--- START ---

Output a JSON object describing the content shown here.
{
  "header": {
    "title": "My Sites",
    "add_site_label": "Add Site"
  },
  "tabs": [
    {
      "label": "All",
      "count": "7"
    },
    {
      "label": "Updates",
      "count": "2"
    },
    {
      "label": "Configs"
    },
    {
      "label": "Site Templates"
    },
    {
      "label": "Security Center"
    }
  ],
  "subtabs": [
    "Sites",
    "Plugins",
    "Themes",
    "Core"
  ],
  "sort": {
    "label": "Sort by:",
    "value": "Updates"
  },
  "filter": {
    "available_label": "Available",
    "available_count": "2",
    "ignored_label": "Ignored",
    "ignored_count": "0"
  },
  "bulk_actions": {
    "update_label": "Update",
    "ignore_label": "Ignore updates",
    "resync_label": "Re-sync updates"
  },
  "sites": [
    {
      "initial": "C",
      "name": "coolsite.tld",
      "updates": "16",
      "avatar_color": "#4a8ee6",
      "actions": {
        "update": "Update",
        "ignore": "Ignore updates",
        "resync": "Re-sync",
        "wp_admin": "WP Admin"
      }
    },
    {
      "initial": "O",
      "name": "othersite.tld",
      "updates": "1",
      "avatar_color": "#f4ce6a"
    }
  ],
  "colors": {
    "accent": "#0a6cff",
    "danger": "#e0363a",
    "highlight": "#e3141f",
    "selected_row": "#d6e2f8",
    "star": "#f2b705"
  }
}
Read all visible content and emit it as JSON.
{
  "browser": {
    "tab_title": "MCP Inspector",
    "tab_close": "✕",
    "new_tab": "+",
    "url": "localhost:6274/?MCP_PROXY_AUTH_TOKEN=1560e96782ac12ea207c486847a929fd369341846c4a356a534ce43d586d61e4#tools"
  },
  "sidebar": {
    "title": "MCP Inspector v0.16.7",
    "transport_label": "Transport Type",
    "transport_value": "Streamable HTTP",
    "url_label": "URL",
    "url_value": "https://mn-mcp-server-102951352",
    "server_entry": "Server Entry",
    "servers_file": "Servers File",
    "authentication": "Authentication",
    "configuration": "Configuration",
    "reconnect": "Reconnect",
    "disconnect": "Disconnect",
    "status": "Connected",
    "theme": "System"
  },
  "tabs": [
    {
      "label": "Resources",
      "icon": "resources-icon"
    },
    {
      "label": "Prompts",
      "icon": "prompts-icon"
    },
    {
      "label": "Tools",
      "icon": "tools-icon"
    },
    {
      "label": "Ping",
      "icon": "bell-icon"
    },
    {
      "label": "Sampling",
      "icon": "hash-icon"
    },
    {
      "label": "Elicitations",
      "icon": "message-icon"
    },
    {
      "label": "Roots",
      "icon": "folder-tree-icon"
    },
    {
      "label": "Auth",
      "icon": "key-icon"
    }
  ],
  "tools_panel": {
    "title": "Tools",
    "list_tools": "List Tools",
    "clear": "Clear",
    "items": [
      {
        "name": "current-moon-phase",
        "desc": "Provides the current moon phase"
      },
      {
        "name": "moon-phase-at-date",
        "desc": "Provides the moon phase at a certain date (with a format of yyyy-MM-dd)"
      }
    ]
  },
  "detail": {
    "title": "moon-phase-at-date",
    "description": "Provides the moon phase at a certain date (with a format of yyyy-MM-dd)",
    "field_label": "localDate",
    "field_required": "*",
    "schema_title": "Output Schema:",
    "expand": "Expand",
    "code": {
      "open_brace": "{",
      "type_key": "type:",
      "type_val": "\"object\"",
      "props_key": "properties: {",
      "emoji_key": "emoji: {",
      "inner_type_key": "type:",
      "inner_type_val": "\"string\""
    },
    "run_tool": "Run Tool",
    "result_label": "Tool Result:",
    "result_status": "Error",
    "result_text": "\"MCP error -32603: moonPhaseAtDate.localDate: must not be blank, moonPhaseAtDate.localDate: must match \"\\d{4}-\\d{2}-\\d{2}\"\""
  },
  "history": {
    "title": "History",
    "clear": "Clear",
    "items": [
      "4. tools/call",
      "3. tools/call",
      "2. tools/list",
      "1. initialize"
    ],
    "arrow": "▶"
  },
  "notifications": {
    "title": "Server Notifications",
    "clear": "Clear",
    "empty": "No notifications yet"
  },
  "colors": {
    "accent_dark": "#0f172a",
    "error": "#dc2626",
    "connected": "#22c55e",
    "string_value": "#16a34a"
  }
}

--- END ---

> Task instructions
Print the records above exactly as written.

> Task output
Output a JSON object describing the content shown here.
{
  "header": {
    "title": "My Sites",
    "add_site_label": "Add Site"
  },
  "tabs": [
    {
      "label": "All",
      "count": "7"
    },
    {
      "label": "Updates",
      "count": "2"
    },
    {
      "label": "Configs"
    },
    {
      "label": "Site Templates"
    },
    {
      "label": "Security Center"
    }
  ],
  "subtabs": [
    "Sites",
    "Plugins",
    "Themes",
    "Core"
  ],
  "sort": {
    "label": "Sort by:",
    "value": "Updates"
  },
  "filter": {
    "available_label": "Available",
    "available_count": "2",
    "ignored_label": "Ignored",
    "ignored_count": "0"
  },
  "bulk_actions": {
    "update_label": "Update",
    "ignore_label": "Ignore updates",
    "resync_label": "Re-sync updates"
  },
  "sites": [
    {
      "initial": "C",
      "name": "coolsite.tld",
      "updates": "16",
      "avatar_color": "#4a8ee6",
      "actions": {
        "update": "Update",
        "ignore": "Ignore updates",
        "resync": "Re-sync",
        "wp_admin": "WP Admin"
      }
    },
    {
      "initial": "O",
      "name": "othersite.tld",
      "updates": "1",
      "avatar_color": "#f4ce6a"
    }
  ],
  "colors": {
    "accent": "#0a6cff",
    "danger": "#e0363a",
    "highlight": "#e3141f",
    "selected_row": "#d6e2f8",
    "star": "#f2b705"
  }
}
Read all visible content and emit it as JSON.
{
  "browser": {
    "tab_title": "MCP Inspector",
    "tab_close": "✕",
    "new_tab": "+",
    "url": "localhost:6274/?MCP_PROXY_AUTH_TOKEN=1560e96782ac12ea207c486847a929fd369341846c4a356a534ce43d586d61e4#tools"
  },
  "sidebar": {
    "title": "MCP Inspector v0.16.7",
    "transport_label": "Transport Type",
    "transport_value": "Streamable HTTP",
    "url_label": "URL",
    "url_value": "https://mn-mcp-server-102951352",
    "server_entry": "Server Entry",
    "servers_file": "Servers File",
    "authentication": "Authentication",
    "configuration": "Configuration",
    "reconnect": "Reconnect",
    "disconnect": "Disconnect",
    "status": "Connected",
    "theme": "System"
  },
  "tabs": [
    {
      "label": "Resources",
      "icon": "resources-icon"
    },
    {
      "label": "Prompts",
      "icon": "prompts-icon"
    },
    {
      "label": "Tools",
      "icon": "tools-icon"
    },
    {
      "label": "Ping",
      "icon": "bell-icon"
    },
    {
      "label": "Sampling",
      "icon": "hash-icon"
    },
    {
      "label": "Elicitations",
      "icon": "message-icon"
    },
    {
      "label": "Roots",
      "icon": "folder-tree-icon"
    },
    {
      "label": "Auth",
      "icon": "key-icon"
    }
  ],
  "tools_panel": {
    "title": "Tools",
    "list_tools": "List Tools",
    "clear": "Clear",
    "items": [
      {
        "name": "current-moon-phase",
        "desc": "Provides the current moon phase"
      },
      {
        "name": "moon-phase-at-date",
        "desc": "Provides the moon phase at a certain date (with a format of yyyy-MM-dd)"
      }
    ]
  },
  "detail": {
    "title": "moon-phase-at-date",
    "description": "Provides the moon phase at a certain date (with a format of yyyy-MM-dd)",
    "field_label": "localDate",
    "field_required": "*",
    "schema_title": "Output Schema:",
    "expand": "Expand",
    "code": {
      "open_brace": "{",
      "type_key": "type:",
      "type_val": "\"object\"",
      "props_key": "properties: {",
      "emoji_key": "emoji: {",
      "inner_type_key": "type:",
      "inner_type_val": "\"string\""
    },
    "run_tool": "Run Tool",
    "result_label": "Tool Result:",
    "result_status": "Error",
    "result_text": "\"MCP error -32603: moonPhaseAtDate.localDate: must not be blank, moonPhaseAtDate.localDate: must match \"\\d{4}-\\d{2}-\\d{2}\"\""
  },
  "history": {
    "title": "History",
    "clear": "Clear",
    "items": [
      "4. tools/call",
      "3. tools/call",
      "2. tools/list",
      "1. initialize"
    ],
    "arrow": "▶"
  },
  "notifications": {
    "title": "Server Notifications",
    "clear": "Clear",
    "empty": "No notifications yet"
  },
  "colors": {
    "accent_dark": "#0f172a",
    "error": "#dc2626",
    "connected": "#22c55e",
    "string_value": "#16a34a"
  }
}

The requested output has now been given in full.